Repsol's Canary Islands drilling plan reaches milestone
BY TODD WHITE
MADRID (Bloomberg) -- Repsol SA’s $10-billion project to pump oil off Spain’s Canary Islands passed a milestone on Wednesday when the public comment period ended on its environmental-impact report, drawing criticism from conservationists and residents.
The study next will be reviewed by the Agriculture, Food and Environment Ministry, according to a spokeswoman at the agency who asked not to be identified, citing government policy. She wouldn’t estimate a time frame for a decision. The ministry can impose extra conditions on Madrid-based Repsol to prevent oil spills or protect marine wildlife habitats.
Spain’s biggest oil company is counting on approval so it may begin, by late 2014, to explore for reserves it says could equal about 10 percent of national consumption.

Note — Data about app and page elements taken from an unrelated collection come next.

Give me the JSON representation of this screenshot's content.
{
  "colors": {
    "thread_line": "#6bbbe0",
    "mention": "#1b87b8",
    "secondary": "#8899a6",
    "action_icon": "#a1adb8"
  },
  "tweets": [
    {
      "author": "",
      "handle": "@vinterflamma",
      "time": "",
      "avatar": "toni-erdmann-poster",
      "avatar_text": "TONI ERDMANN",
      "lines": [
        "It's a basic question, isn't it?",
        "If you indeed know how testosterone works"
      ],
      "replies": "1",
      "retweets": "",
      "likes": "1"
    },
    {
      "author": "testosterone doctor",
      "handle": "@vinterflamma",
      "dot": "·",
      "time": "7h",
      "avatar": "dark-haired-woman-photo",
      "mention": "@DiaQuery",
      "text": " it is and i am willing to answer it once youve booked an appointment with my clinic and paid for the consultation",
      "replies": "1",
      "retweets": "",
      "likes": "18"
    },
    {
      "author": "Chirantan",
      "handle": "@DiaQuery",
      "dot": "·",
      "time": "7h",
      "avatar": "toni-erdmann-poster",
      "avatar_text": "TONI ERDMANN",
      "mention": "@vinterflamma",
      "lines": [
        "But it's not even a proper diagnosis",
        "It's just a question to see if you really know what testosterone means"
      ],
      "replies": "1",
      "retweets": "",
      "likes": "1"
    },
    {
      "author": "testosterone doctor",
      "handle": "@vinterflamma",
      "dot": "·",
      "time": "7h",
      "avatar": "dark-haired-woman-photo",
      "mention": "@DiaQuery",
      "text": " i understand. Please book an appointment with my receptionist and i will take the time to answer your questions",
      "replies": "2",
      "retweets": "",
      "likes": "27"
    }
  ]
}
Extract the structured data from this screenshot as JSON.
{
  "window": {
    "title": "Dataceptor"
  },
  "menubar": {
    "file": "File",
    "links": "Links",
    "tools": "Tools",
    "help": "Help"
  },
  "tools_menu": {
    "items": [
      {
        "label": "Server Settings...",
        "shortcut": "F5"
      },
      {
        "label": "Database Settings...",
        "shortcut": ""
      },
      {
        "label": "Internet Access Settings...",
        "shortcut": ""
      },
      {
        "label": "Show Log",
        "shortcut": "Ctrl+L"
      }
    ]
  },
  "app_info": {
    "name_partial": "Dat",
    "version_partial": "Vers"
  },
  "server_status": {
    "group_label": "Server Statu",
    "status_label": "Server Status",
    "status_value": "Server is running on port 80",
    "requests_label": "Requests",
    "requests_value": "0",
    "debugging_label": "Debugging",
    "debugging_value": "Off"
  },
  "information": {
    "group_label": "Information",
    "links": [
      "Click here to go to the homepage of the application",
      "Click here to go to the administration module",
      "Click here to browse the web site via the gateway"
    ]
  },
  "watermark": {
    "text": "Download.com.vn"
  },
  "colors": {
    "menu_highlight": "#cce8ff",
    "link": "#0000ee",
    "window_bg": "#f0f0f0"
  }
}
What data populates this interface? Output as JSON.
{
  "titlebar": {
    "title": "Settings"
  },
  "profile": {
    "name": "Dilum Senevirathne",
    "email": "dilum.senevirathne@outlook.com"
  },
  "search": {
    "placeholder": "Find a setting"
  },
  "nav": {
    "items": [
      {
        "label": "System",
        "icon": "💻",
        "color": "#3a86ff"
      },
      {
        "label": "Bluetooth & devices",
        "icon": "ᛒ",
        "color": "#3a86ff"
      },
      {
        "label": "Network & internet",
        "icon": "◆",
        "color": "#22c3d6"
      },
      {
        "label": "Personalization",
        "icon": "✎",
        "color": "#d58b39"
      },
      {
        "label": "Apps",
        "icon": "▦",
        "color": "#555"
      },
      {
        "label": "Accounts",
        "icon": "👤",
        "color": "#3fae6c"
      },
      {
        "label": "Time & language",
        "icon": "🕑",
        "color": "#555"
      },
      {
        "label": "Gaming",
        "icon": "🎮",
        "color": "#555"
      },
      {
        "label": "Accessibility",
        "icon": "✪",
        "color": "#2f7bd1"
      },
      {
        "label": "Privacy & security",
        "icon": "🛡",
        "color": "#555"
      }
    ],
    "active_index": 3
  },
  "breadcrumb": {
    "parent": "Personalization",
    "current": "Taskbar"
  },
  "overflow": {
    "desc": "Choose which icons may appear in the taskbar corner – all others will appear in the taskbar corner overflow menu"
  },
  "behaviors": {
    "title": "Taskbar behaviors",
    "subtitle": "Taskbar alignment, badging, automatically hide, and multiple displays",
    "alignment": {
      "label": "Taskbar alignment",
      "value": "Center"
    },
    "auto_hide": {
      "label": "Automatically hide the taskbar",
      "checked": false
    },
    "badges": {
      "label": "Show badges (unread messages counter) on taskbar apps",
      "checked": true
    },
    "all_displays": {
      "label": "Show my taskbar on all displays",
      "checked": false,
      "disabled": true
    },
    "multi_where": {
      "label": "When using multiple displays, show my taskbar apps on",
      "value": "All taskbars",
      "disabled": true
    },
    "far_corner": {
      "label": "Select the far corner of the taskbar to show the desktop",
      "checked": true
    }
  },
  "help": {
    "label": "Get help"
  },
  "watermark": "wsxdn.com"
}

Repsol sought permission to drill two or three wells at least 50 km (31 mi) from Fuerteventura and Lanzarote, two Canary islands off northern Africa whose economies depend heavily on tourism.
The Spanish unit of environmental advocate WWF said the report, which ran more than 1,000 pages and was compiled by consultant Alenta Medio Ambiente SL, was “plagued with omissions, vagueness and imprecision” that hamper an objective review of the project.
The local government of Lanzarote yesterday delivered a list of arguments against aspects of the project, drawn up with 20 experts and five universities.
“Our environmental report is thorough and complete, complying with the existing legislation and in some aspects going beyond it,” Repsol spokesman Kristian Rix said in an e- mailed response to questions.
Repsol has targeted net capital expenditures of an average 2.9 billion euros ($3.9 billion) a year through 2016, more than double its 2008-2011 level, for exploring and developing new resources.